Whether or not the new markets and revenue streams that are being promised to producers for sequestering carbon will emerge and operate properly remains to be seen. What we do know is that as the industry continues to move in that direction, scaling up the ability to know for sure what’s in your soils will have to be overcome. Cloud Agronomics, founded just two years ago is hoping to do just that from high in the skies.
Keep in mind, one of the challenges facing anyone looking to profit from carbon farming is having to take the time to gather up a sufficient number of physical soil samples, ship them off the lab, which can be expensive and time-consuming and still may not provide a holistic picture of soil health or carbon content. From what I understand, Cloud Agronomics is the first private company to scale this lab-grade measurement capability across millions of acres of farmland by reinventing how hyperspectral data is calibrated, processed, and stored in the cloud. I’m told their efforts have resulted in creating datasets that contain up to 300x more information per pixel than satellite imagery.

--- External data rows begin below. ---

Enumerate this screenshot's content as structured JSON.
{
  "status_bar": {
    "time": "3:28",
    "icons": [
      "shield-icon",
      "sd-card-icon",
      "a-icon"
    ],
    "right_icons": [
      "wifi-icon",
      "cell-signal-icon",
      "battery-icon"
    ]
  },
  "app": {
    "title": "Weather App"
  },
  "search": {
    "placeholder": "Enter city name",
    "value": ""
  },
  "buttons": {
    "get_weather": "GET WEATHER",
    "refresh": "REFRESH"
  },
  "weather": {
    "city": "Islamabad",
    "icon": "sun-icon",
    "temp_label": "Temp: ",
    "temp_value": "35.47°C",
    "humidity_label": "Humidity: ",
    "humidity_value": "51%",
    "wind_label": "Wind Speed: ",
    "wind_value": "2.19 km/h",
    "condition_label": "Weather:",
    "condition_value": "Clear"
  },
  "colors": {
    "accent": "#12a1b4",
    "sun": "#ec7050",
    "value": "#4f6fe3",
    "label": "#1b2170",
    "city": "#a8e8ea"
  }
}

According to CEO Mark Tracy, who also was an exec at Cargill and Indigo Ag, Cloud Ag took a technology partly developed by NASA and realized that it could be applied to plant and soil health and that it could be used for diagnosing disease. Keep in mind, the majority of imaging being used by farmers is often advanced non-hyperspectral, meaning it simply tells farmers the measure of green-ness, leaving them without prescriptions or answers. Getting the technology from the lab to the fields proved a hefty challenge when you consider that it was like taking the line scanner out of a copier, putting it 8,000 feet above the document you want to copy, flying it at 200 miles per hour and expecting to get something useful out of that. I’m told the secret lies in the breakthrough calibration across many bands.
This past Spring, Cloud Ag took physical soil samples across 11 different states in the US, coming from diverse locations and climates in Texas, as far north as Minnesota, Indiana in the east and west to Colorado. At the same time, they also flew over the locations with their hyperspectral imaging, and that was the basis of showing our model has less than a 10% error rate. Execs at Cloud Ag are aware that it will take time to build confidence in their solution, a solution that if successful will certainly disrupt the space.
Cloud Ag intends to use a B2B model, partnering with ag retail and coops, with customers being charged per acre for the ground being covered as well as for the type of analysis being provided. I think this once again shows us there is no corner of ag that is not being impacted by technology. This is definitely something to keep an eye on and could be a game-changer in this space moving forward. You can learn more about Cloud Ag HERE. (Source: Agfunder, wiki)